- Source information
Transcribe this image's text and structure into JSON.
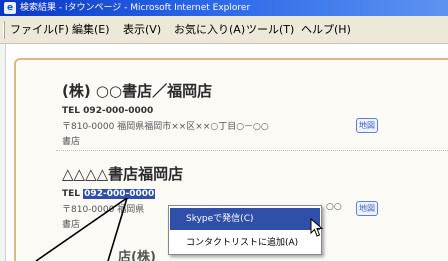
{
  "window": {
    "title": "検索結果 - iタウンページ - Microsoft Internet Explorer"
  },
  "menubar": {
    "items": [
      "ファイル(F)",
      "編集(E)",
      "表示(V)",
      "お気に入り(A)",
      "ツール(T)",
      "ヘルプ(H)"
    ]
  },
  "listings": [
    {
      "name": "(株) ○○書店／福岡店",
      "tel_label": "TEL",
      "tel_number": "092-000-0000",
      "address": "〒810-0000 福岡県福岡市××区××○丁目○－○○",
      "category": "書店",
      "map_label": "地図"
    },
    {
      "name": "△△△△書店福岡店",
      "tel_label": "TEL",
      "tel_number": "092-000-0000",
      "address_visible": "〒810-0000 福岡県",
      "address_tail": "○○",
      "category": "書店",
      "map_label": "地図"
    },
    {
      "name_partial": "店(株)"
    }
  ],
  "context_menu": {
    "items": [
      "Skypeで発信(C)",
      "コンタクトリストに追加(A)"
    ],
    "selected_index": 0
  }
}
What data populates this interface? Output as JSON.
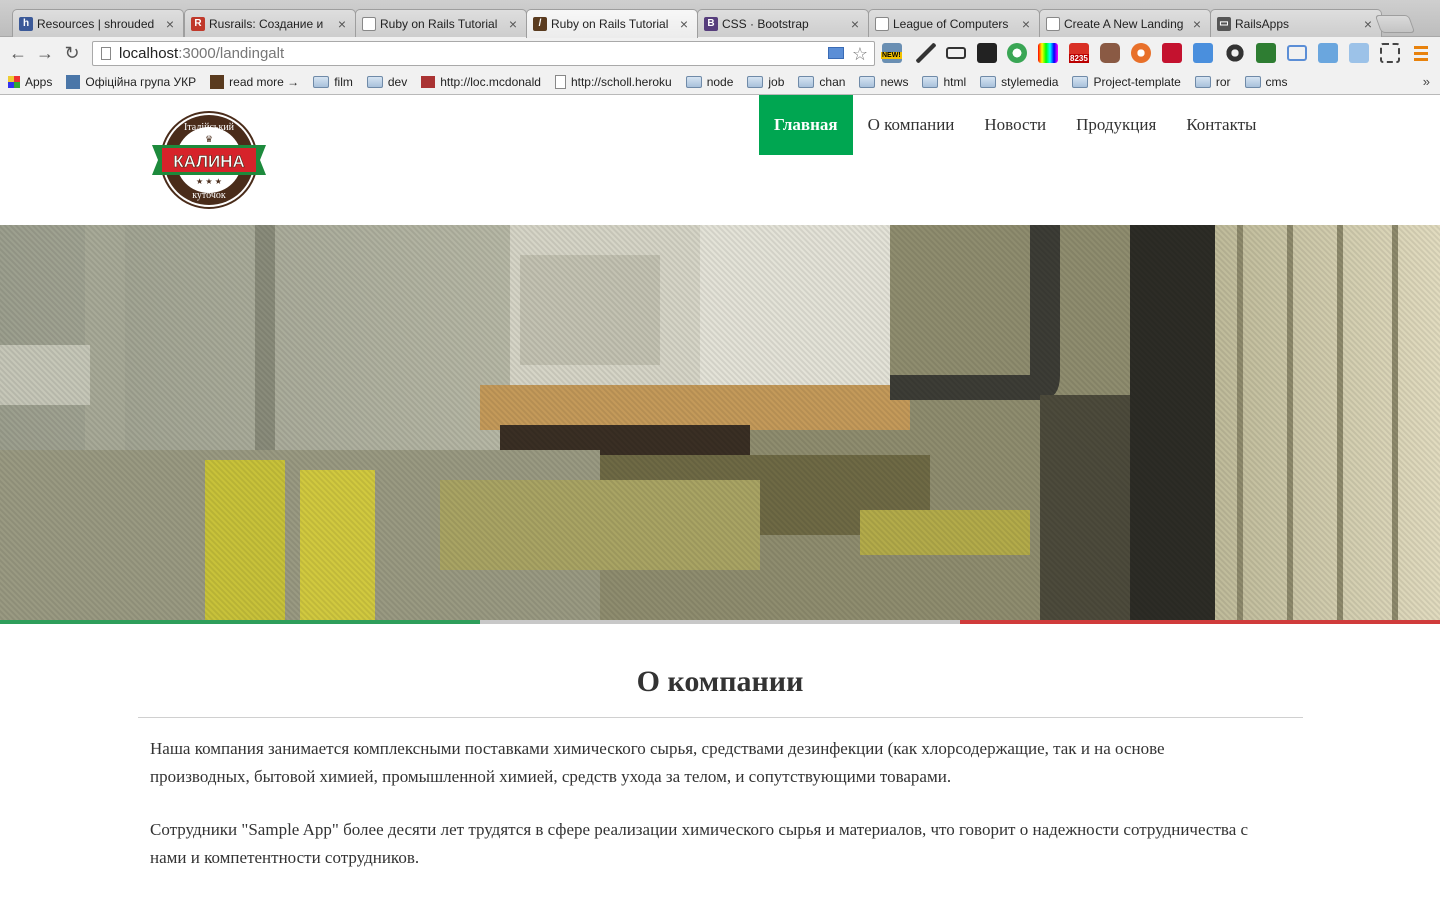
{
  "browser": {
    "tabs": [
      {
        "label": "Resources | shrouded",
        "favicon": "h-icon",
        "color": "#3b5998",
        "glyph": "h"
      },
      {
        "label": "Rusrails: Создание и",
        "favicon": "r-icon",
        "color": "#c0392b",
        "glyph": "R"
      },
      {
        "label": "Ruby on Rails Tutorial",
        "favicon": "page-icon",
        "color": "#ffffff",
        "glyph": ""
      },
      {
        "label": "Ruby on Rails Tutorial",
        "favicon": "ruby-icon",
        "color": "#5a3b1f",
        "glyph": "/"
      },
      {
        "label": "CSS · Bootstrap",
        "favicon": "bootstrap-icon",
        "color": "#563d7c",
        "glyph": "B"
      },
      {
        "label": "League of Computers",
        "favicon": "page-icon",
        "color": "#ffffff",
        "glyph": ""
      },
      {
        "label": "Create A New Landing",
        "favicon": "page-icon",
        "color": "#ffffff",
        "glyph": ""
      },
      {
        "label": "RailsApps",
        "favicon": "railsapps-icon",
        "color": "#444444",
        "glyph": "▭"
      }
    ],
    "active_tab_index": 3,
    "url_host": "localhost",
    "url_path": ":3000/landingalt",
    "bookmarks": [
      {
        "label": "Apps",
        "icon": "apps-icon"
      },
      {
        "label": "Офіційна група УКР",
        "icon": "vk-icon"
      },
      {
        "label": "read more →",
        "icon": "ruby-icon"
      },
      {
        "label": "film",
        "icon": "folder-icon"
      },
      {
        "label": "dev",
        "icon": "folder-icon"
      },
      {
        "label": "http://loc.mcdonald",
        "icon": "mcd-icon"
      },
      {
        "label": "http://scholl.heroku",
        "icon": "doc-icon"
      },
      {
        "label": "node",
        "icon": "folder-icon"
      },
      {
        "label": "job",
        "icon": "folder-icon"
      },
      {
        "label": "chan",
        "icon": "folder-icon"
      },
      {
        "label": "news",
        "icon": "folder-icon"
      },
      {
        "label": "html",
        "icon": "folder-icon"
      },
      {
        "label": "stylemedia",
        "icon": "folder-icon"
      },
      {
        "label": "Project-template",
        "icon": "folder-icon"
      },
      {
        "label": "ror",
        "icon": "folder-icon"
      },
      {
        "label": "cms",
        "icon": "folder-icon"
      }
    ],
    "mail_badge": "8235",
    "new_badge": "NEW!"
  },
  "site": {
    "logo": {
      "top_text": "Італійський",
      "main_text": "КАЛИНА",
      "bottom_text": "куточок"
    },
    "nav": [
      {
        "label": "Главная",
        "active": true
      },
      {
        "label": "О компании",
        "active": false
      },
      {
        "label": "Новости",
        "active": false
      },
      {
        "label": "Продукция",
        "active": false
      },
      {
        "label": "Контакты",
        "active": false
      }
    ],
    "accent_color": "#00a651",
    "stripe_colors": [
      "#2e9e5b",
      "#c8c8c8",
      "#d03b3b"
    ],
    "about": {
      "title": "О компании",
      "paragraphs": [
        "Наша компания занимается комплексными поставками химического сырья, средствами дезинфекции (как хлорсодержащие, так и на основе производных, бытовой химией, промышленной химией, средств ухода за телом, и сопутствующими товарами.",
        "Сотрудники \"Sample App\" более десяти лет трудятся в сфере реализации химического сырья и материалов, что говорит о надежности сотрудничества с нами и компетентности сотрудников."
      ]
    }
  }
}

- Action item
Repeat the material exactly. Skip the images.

- Solution to this task
Transcribe this image's text and structure into JSON.
{
  "window": {
    "title": "検索結果 - iタウンページ - Microsoft Internet Explorer"
  },
  "menubar": {
    "items": [
      "ファイル(F)",
      "編集(E)",
      "表示(V)",
      "お気に入り(A)",
      "ツール(T)",
      "ヘルプ(H)"
    ]
  },
  "listings": [
    {
      "name": "(株) ○○書店／福岡店",
      "tel_label": "TEL",
      "tel_number": "092-000-0000",
      "address": "〒810-0000 福岡県福岡市××区××○丁目○－○○",
      "category": "書店",
      "map_label": "地図"
    },
    {
      "name": "△△△△書店福岡店",
      "tel_label": "TEL",
      "tel_number": "092-000-0000",
      "address_visible": "〒810-0000 福岡県",
      "address_tail": "○○",
      "category": "書店",
      "map_label": "地図"
    },
    {
      "name_partial": "店(株)"
    }
  ],
  "context_menu": {
    "items": [
      "Skypeで発信(C)",
      "コンタクトリストに追加(A)"
    ],
    "selected_index": 0
  }
}
What data populates this interface? Output as JSON.
{
  "browser": {
    "tabs": [
      {
        "label": "Resources | shrouded",
        "favicon": "h-icon",
        "color": "#3b5998",
        "glyph": "h"
      },
      {
        "label": "Rusrails: Создание и",
        "favicon": "r-icon",
        "color": "#c0392b",
        "glyph": "R"
      },
      {
        "label": "Ruby on Rails Tutorial",
        "favicon": "page-icon",
        "color": "#ffffff",
        "glyph": ""
      },
      {
        "label": "Ruby on Rails Tutorial",
        "favicon": "ruby-icon",
        "color": "#5a3b1f",
        "glyph": "/"
      },
      {
        "label": "CSS · Bootstrap",
        "favicon": "bootstrap-icon",
        "color": "#563d7c",
        "glyph": "B"
      },
      {
        "label": "League of Computers",
        "favicon": "page-icon",
        "color": "#ffffff",
        "glyph": ""
      },
      {
        "label": "Create A New Landing",
        "favicon": "page-icon",
        "color": "#ffffff",
        "glyph": ""
      },
      {
        "label": "RailsApps",
        "favicon": "railsapps-icon",
        "color": "#444444",
        "glyph": "▭"
      }
    ],
    "active_tab_index": 3,
    "url_host": "localhost",
    "url_path": ":3000/landingalt",
    "bookmarks": [
      {
        "label": "Apps",
        "icon": "apps-icon"
      },
      {
        "label": "Офіційна група УКР",
        "icon": "vk-icon"
      },
      {
        "label": "read more →",
        "icon": "ruby-icon"
      },
      {
        "label": "film",
        "icon": "folder-icon"
      },
      {
        "label": "dev",
        "icon": "folder-icon"
      },
      {
        "label": "http://loc.mcdonald",
        "icon": "mcd-icon"
      },
      {
        "label": "http://scholl.heroku",
        "icon": "doc-icon"
      },
      {
        "label": "node",
        "icon": "folder-icon"
      },
      {
        "label": "job",
        "icon": "folder-icon"
      },
      {
        "label": "chan",
        "icon": "folder-icon"
      },
      {
        "label": "news",
        "icon": "folder-icon"
      },
      {
        "label": "html",
        "icon": "folder-icon"
      },
      {
        "label": "stylemedia",
        "icon": "folder-icon"
      },
      {
        "label": "Project-template",
        "icon": "folder-icon"
      },
      {
        "label": "ror",
        "icon": "folder-icon"
      },
      {
        "label": "cms",
        "icon": "folder-icon"
      }
    ],
    "mail_badge": "8235",
    "new_badge": "NEW!"
  },
  "site": {
    "logo": {
      "top_text": "Італійський",
      "main_text": "КАЛИНА",
      "bottom_text": "куточок"
    },
    "nav": [
      {
        "label": "Главная",
        "active": true
      },
      {
        "label": "О компании",
        "active": false
      },
      {
        "label": "Новости",
        "active": false
      },
      {
        "label": "Продукция",
        "active": false
      },
      {
        "label": "Контакты",
        "active": false
      }
    ],
    "accent_color": "#00a651",
    "stripe_colors": [
      "#2e9e5b",
      "#c8c8c8",
      "#d03b3b"
    ],
    "about": {
      "title": "О компании",
      "paragraphs": [
        "Наша компания занимается комплексными поставками химического сырья, средствами дезинфекции (как хлорсодержащие, так и на основе производных, бытовой химией, промышленной химией, средств ухода за телом, и сопутствующими товарами.",
        "Сотрудники \"Sample App\" более десяти лет трудятся в сфере реализации химического сырья и материалов, что говорит о надежности сотрудничества с нами и компетентности сотрудников."
      ]
    }
  }
}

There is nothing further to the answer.